President, Steele Rubber Products
Collector Car Appreciation Day
In 2010, the U.S. Senate passed a resolution at SEMA’s request designating the second Friday in July as Collector Car Appreciation Day. Now in its third year, the effort was undertaken to raise awareness of the vital role automotive restoration and collection plays in American society.
“Collector Car Appreciation Day helps to bring the glory of vintage vehicles to the forefront of the national news. This event helps the hobby and strengthens the entire collector-car industry. Helping lawmakers understand that the automotive specialty-equipment market creates jobs and helps keep the American economy vibrant is vital to our future success.”
CEO, Egge Machine Co.
In an effort to mitigate legislation to ban the installation of power-booster systems, including nitrous-oxide systems intended for off-road use, SEMA devised a model bill to provide for the operation of a vehicle equipped for nitrous oxide, so long as the nitrous oxide is disconnected from the engine when the vehicle is operated on public roadways. SEMA has been successful in getting the model bill enacted in multiple states and Canadian provinces.
“With SEMA’s help in educating these government authorities, a compromise bill was developed to control the use of nitrous oxide. The model bill helps our customers understand what the laws regulating nitrous usage actually are, and they are able to use this knowledge to purchase our products and operate them without fear of undue interference from the authorities.”

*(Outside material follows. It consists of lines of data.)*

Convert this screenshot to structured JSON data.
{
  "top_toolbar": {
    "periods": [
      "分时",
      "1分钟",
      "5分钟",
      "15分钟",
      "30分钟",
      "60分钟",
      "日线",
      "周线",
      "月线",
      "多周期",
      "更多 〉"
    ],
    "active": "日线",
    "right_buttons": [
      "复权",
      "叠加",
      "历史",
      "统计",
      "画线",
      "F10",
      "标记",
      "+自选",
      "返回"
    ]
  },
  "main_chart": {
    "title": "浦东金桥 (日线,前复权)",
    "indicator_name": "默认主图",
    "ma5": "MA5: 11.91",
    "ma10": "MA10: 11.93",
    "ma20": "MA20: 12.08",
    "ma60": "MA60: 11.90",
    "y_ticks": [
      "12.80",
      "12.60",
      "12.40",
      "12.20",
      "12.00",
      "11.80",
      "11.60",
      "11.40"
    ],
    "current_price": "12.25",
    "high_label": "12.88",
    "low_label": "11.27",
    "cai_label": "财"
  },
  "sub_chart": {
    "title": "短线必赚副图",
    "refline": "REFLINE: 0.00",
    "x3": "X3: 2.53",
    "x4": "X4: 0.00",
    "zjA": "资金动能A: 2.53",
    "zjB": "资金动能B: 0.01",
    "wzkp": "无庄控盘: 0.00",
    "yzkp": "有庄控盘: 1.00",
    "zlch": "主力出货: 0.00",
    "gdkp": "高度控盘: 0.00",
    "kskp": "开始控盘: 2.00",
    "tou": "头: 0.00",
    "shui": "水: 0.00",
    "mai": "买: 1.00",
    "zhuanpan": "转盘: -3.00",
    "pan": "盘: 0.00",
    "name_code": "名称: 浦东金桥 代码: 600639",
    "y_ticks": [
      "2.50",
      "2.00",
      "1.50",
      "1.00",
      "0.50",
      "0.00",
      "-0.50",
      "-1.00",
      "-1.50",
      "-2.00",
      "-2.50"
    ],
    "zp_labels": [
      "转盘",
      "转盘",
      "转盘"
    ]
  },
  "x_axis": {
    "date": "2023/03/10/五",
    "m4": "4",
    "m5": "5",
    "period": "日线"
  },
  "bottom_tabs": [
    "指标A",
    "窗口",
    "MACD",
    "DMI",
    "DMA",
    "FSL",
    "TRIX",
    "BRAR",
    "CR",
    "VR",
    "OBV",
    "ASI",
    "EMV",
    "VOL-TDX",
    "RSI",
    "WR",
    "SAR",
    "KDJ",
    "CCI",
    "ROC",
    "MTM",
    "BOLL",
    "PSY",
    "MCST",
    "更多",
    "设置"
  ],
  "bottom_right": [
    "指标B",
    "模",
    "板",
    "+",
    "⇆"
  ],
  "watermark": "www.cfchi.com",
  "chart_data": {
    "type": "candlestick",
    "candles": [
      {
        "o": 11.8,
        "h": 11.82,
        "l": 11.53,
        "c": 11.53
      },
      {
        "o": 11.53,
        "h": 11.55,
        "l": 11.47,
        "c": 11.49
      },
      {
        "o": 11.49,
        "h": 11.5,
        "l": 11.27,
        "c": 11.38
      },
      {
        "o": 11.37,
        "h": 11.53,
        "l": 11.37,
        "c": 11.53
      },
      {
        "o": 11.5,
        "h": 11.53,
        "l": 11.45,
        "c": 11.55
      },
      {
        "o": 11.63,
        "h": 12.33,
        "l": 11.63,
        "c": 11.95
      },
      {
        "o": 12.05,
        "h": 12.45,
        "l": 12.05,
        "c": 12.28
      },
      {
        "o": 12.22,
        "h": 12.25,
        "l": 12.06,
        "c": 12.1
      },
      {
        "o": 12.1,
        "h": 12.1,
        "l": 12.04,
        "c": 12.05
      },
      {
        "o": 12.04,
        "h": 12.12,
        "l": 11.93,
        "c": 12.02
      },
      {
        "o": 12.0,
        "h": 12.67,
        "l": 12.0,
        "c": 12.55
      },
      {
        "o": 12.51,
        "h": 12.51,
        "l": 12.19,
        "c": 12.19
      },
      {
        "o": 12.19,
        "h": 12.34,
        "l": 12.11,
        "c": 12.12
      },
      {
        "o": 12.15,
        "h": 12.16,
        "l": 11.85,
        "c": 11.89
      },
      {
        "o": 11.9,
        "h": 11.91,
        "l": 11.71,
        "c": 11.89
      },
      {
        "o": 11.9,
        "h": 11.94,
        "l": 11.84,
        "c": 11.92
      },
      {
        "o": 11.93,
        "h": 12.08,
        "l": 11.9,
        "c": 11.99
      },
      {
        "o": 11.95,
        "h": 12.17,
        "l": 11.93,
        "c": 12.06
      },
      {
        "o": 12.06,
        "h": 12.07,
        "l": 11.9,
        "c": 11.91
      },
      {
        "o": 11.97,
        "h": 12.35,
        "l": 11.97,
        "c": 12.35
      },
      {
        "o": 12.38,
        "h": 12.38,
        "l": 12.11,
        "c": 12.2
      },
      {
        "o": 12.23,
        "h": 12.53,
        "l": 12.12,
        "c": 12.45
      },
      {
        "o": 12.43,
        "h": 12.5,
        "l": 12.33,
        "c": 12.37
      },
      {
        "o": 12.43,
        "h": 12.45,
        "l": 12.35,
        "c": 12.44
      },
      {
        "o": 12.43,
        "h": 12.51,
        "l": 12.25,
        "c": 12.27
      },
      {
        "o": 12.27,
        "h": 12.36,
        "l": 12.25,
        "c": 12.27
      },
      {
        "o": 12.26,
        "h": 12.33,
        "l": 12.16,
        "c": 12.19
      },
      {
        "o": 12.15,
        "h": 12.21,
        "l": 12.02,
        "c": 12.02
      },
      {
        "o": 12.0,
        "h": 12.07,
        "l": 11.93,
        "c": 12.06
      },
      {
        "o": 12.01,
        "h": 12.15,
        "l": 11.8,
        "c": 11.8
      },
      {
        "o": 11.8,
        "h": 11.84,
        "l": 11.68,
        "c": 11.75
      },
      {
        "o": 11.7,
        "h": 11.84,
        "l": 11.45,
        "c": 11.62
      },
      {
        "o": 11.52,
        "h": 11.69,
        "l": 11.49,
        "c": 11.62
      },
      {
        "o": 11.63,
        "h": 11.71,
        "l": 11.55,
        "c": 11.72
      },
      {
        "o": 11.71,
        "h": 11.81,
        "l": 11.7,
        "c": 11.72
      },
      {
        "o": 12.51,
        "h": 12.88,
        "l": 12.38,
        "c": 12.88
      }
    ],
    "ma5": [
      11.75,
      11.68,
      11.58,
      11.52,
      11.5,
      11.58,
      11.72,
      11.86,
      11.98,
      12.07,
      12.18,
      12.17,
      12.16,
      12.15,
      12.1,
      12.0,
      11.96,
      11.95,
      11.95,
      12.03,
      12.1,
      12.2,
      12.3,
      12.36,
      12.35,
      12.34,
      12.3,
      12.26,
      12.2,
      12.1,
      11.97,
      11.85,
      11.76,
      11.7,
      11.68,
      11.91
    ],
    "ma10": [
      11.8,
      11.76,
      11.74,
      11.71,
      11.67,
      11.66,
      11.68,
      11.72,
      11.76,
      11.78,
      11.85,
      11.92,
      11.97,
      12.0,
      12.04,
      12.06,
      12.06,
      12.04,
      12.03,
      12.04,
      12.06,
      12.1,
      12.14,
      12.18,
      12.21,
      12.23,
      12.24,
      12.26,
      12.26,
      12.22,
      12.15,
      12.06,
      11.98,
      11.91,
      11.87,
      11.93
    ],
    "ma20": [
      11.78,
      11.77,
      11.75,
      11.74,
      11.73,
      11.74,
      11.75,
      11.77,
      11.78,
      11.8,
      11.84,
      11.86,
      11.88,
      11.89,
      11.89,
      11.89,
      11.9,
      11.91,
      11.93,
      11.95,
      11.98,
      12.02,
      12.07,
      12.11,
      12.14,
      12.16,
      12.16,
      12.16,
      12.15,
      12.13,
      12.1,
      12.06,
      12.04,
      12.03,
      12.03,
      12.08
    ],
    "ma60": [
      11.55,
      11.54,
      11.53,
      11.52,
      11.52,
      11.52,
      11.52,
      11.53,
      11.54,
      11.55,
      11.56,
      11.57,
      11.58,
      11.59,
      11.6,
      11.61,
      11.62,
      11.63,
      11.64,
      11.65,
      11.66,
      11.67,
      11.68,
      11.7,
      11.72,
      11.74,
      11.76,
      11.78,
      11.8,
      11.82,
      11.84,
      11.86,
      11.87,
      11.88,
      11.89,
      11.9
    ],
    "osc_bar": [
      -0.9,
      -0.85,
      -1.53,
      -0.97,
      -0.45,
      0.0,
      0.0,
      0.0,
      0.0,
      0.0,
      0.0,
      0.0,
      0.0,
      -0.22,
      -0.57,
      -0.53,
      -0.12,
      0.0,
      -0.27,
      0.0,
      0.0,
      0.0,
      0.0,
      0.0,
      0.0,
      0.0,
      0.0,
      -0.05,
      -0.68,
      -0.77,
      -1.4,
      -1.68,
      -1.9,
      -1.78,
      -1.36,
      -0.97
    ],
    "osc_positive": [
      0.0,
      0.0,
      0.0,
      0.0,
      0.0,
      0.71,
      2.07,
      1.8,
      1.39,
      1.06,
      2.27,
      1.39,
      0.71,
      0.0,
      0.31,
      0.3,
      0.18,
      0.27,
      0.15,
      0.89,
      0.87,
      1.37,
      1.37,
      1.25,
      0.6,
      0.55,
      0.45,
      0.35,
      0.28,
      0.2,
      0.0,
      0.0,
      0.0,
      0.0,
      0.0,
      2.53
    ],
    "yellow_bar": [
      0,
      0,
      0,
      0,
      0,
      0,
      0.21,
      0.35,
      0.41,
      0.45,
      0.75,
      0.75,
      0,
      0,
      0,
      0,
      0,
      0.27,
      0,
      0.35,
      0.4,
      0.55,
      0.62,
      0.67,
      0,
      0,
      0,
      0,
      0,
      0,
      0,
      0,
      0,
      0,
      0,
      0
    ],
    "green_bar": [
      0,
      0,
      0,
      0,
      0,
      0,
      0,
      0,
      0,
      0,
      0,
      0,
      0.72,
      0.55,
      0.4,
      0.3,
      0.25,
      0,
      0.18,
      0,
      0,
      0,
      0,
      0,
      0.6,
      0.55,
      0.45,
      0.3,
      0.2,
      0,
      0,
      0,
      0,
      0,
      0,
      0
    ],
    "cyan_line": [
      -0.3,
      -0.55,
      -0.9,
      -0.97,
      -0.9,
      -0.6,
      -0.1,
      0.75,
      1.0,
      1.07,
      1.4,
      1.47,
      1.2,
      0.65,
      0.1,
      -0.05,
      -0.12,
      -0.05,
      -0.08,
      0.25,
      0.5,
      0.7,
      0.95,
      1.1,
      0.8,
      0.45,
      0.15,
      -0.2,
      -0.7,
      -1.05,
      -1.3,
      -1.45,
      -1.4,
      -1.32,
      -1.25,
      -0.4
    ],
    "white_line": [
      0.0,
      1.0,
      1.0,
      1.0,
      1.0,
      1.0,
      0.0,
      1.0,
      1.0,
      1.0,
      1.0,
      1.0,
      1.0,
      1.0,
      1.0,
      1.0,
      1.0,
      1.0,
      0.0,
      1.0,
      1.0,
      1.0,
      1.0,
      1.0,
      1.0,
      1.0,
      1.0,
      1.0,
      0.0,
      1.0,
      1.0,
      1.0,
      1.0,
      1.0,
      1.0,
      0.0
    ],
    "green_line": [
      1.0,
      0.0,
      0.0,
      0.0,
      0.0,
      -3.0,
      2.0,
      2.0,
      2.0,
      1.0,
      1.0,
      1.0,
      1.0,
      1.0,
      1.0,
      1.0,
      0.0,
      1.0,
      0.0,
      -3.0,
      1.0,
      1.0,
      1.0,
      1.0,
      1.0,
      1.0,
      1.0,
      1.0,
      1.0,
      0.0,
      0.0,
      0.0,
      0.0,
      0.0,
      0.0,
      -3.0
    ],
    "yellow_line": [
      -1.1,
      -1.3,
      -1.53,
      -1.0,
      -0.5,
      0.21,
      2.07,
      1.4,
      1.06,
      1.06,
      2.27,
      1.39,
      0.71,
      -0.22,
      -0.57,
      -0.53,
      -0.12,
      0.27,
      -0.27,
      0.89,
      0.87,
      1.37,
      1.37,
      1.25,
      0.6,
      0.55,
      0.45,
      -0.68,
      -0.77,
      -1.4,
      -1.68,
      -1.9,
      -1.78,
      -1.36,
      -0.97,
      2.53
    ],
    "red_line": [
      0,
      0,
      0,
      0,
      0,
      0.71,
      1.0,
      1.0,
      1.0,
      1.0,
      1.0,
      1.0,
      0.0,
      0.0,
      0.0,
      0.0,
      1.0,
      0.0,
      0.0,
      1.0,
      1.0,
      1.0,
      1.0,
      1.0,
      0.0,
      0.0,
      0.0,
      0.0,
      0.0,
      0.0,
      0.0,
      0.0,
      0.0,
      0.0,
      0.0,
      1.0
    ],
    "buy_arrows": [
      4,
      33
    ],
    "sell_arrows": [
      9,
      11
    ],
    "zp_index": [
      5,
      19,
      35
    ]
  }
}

Owner, Nitrous Express
Many states and localities are currently enforcing or attempting to legislate strict property or zoning laws that include restrictions on visible inoperable automobiles and parts. Removal of these vehicles from private property is often enforced through local nuisance laws with minimal or no notice to the owner. Many such laws are drafted broadly, allowing for the confiscation of vehicles being repaired or restored. In response, SEMA drafted its own inoperable-vehicle bill that is fair to restorers while still considerate of neighbors. The model bill simply states that project vehicles and their parts must only be maintained or stored outside of “ordinary public view.”
“From 2000–2007, things really took off in the industry. Because of all the restoration parts that were developed during those times, many cars that were once considered to be only good for salvaging parts now became rebuildable cars. Through SEMA’s efforts, legislation allowed the builders to avoid confiscation of those types of cars by keeping them stored out of public view. If we had not had those extra cars for our customers, we never would have invested in the new tooling to develop more new parts. SEMA’s help allowed a lot more cars to stay in circulation, and increased visibility equals increased sales and more interest in our industry.”
Owner, Ames Automotive Enterprises
In 2003, SEMA successfully argued that bias tires should continue to be regulated under current federal testing standards and not a newly created standard that has stricter performance requirements. SEMA also persuaded California legislators to amend a bill creating a tire fuel-efficiency program to exempt limited-production tires, deep-tread snow tires, limited-use spares, motorcycle tires and tires manufactured for use on off-road vehicles from the scope of the law and subsequent regulation.
“SEMA did a wonderful job of educating potential regulators that tougher standards on the very small niche use of bias tires would cost more and could kill an industry along with thousands of jobs while creating little impact on air quality. I am proud to be involved with SEMA for precisely these reasons.”
Owner, Coker Tire Co.
Read the complete story featured in the August issue of SEMA News.